House conservatives signaled Wednesday that they may be willing to accept a short-term funding bill that would put on hold for a few weeks their fight with President Obama and Democrats over a government funding bill and debt ceiling increase.

The fiscal battle has already forced a government shutdown that on Wednesday entered its ninth day, and the Oct. 17 deadline Congress faces to either approve an increase in the debt ceiling or allow the U.S. to default on its financial obligations is fast approaching.

Republicans do not intend to give any ground on policy. They still refuse to support a debt ceiling increase unless they get concessions from Democrats on spending and entitlement reform. But there appears to be a willingness to consider two short-term bills that would allow the government to reopen and the debt ceiling to rise for six to eight weeks as long as Obama agrees to use that time to negotiate a long-term deal.

“I think if the president were to abandon this brinksmanship and sit down and begin negotiating, I think Republicans would be more open to the timing of these issues,” Rep. Kevin Brady, R-Texas, said.

Lawmakers spoke of the potential shift after a weekly meeting of the Republican Study Committee, a caucus of some of the House's most conservative members, in which they discussed options for raising the debt ceiling. The lawmakers didn't endorse any particular plan, but during the meeting, House Budget Committee Chairman Paul Ryan, R-Wis., discussed a blueprint he devised to end the stalemate — a plan GOP leaders hope will serve as the basis of any negotiation with Obama.

Rep. Matt Salmon, R-Ariz., an ardent conservative and proponent of using the government funding bill to defund Obamacare, said he was pleased with the entitlement and tax reform proposals Ryan laid out in a Wall Street Journal op-ed. In that article, Ryan talked about spending and entitlement reforms, but didn't once mention Obamacare — the main target of conservatives fighting the government funding bill. Conservatives said Wednesday that delaying or derailing Obamacare remains their top priority, but Salmon appeared open to passing short-term bills to avert a fiscal crisis — as long as Obama agrees to negotiate.

“As long is it gives a date certain that the president has to negotiate in good faith and come to terms with the Congress, I think it puts all the onus back on the president to actually put up or shut up,” Salmon said. “From my perspective, I think it’s very, very provocative and something I’d be really interested in considering.”
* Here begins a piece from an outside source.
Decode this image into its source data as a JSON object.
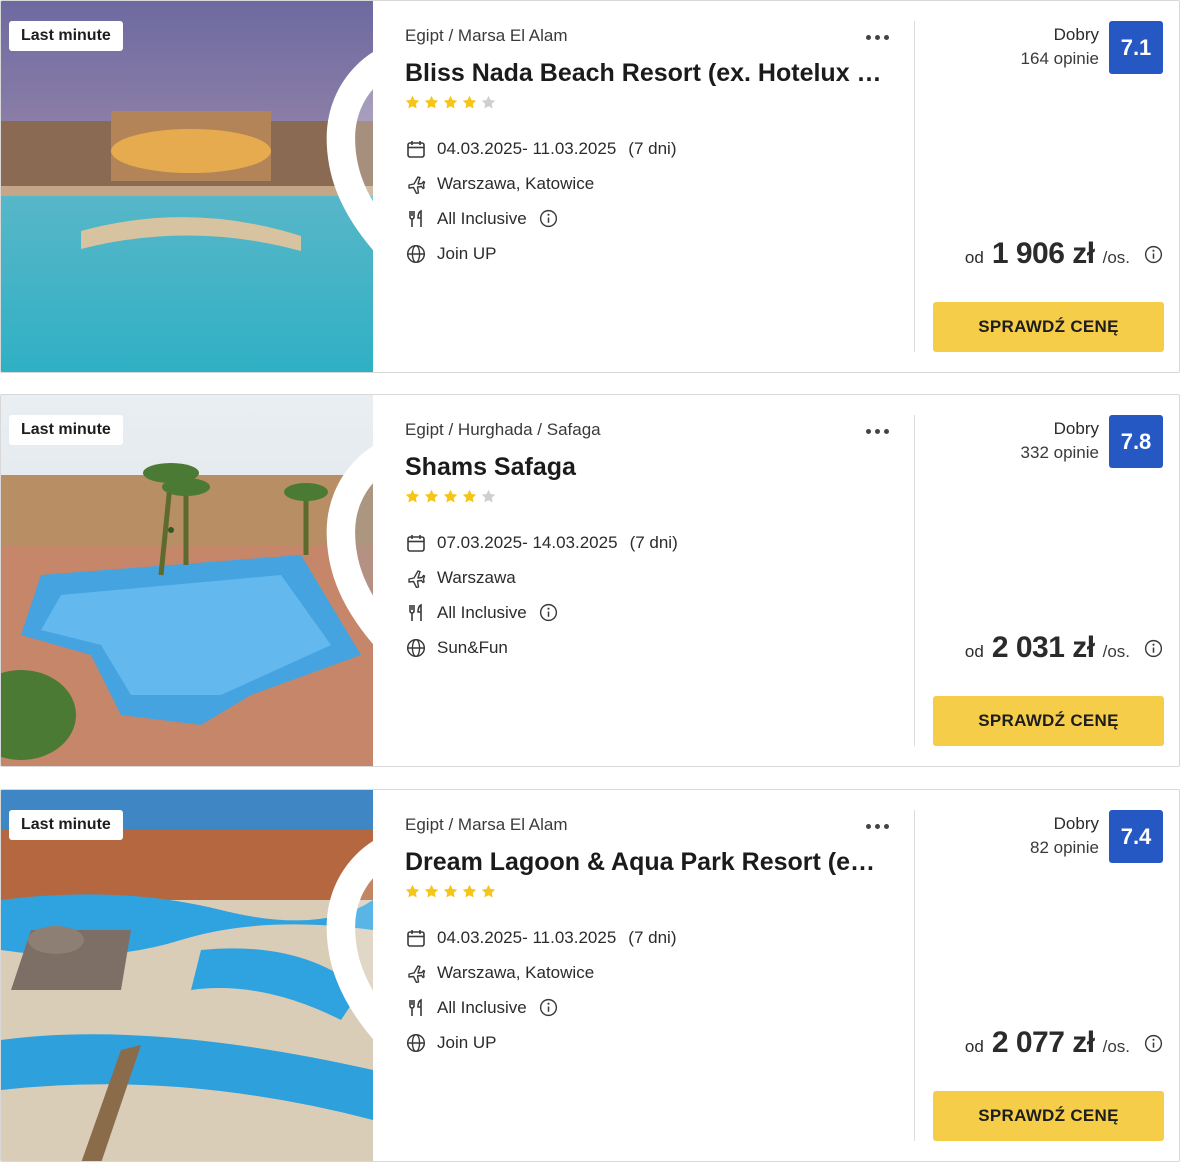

Obama has so far refused to negotiate terms to end the government shutdown or raise the debt ceiling. But the president indicated in a news conference Tuesday that he might be willing to negotiate a final deal if Congress approves short-term bills that reopen the government and raise the borrowing limit, averting an immediate crisis.

It's not clear whether Republicans will ultimately pass the short-term bills. House conservatives have previously suggested they would consider a variety of options to address the shutdown and debt ceiling, only to balk at the last minute.

Some outside conservative groups that have been at the forefront of the push to defund Obamacare are urging House Republicans to approve a short-term debt ceiling bill, but only in exchange for policy concessions from Obama. However, the groups still insist that the GOP continue trying defund Obamacare in the spending bill needed to reopen the government.

The government funding bill and debt ceiling are likely to be melded together in any final deal Republicans would approve. The question is whether House GOP leaders will be able to count on the support of conservatives.

Rep. Steve Scalise, R-La., chairman of the Republican Study Committee, said conservatives were considering several debt ceiling options, but declined to provide specifics. Scalise also sidestepped questions about what his group wanted in the government funding bill. However, Scalise signaled that conservatives were looking for a short-term debt ceiling bill they could support if Obama continues to refuse to negotiate.

“We’ve been putting a lot of ideas on the table, both to fund government, but also to increase the debt ceiling with reforms that ultimately get you to a balanced budget so that you don’t keep hitting up against the debt ceiling,” Scalise said. “There are a number of things being worked on, both for long-term debt ceiling increases with subsequent reforms as well as short-term if the president doesn’t want to come to the table and negotiate.”